Thursday, October 30, 2003
UBC Campus, MATX 1102 (Math Annex)
3:00-3:50 Alexa van der Waall
A demonstration of computations with differential rings and operators in Magma

Abstract: After a short introduction to indicate the analogue between "conventional" Galois theory and differential Galois theory, and why it is interesting, we introduce the concepts of differential rings, fields and differential operators. Computer structures of these mathematical objects have been designed for and implemented in the computer package Magma. We give a live demonstration of some of these routines in Magma, amongst which are computing the rational solutions of an operator and constructing symmetric powers.

3:50-4:10 tea break
4:10-5:00 Nils Bruin (SFU)
Arithmetic Geometry with Magma

Abstract: In this talk I will outline the recent developments in the computer algebra system Magma related to arithmetic geometry. I will do so by demonstrating some worked examples and a real-time demonstration. Of special noteworthyness is the fact that the language one uses to instruct Magma to perform certain computations is particularly close to the notation and the concepts that mathematicians are used to.

Thursday, November 13, 2003
SFU Campus, Room K9509 (Shrum Science Building)
3:00-3:50 Patrick Ingram (UBC)
Diophantine approximation and rational points on elliptic curves

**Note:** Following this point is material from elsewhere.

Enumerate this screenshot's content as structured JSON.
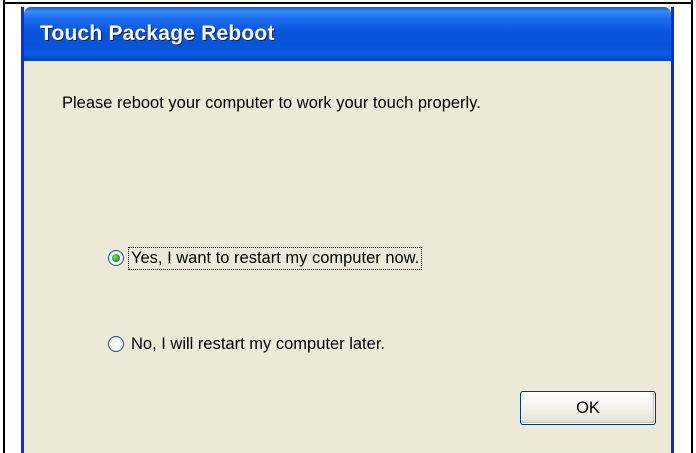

Abstract: In a recent paper, Wieczorek claimed that for any integers A and B satisfying 0 < |B| < A the (rational) torsion group of the elliptic curve y2 = x3+Ax+B is either trivial, Z/3Z, or Z/9Z. The talk will present our joint work with Michael Bennett, constructing (probably) infinitely many counterexamples, and the nearest possible true statement, namely that for any ε > 0 there are only finitely many integers 0 < |B|1+&epsilon < A such that the torsion group of the above curve is not the trivial group or Z/3Z. The talk should be accessible to anyone who knows what a group is.

3:50-4:10 tea break
4:10-5:00 Keshav Mukunda (SFU)
Pisot numbers that are roots of Littlewood polynomials

Thursday, November 27, 2003
UBC Campus, MATX 1102 (Math Annex)
3:00-3:50 Ron Ferguson (MITACS/SFU/UBC)
Zeros of finite Dirichlet sums

Abstract: The zeros of a finite Dirichlet sum of the form $$ 1+1/n_1^s+1/n_2^s+\ldots+1/n_k^s, $$ where $n_1 < n_2 < \ldots < n_k$ are integers, has approximately $$ T \ln(n_k)/2\pi $$ zeros in the strip $0 < Im(s) < T$. Thus, the zeros occur somewhat regularly as we move up the imaginary axis, but still their actual positions are not regular. Reducing modulo imaginary periods involving the primes dividing the $n_j's$, brings a dramatic regularity. For example, if there are only two primes, $p$ and $q$, involved, by reducing the zeros modulo a period of the form $$ 2\pi i/(e_p \ln(p)+e_q \ln(q)) $$ with integral $e_p, e_q$, the zeros are found to lie on a curve. In general, we find that these zeros reduced into an appropriate period are dense in the image of a smooth curve. This enables us to use calculus to find bounding curves for these reduced zeros, and, in some cases, precise asymptotics for the extreme real values of zeros of the truncated zeta function.

3:50-4:10 tea break
4:10-5:00 Imin Chen (SFU)
Diophantine equations and elliptic curves

Abstract: I will describe some of the mechanisms behind the construction of elliptic curves used to resolve various diophantine equations. The talk will largely be expository.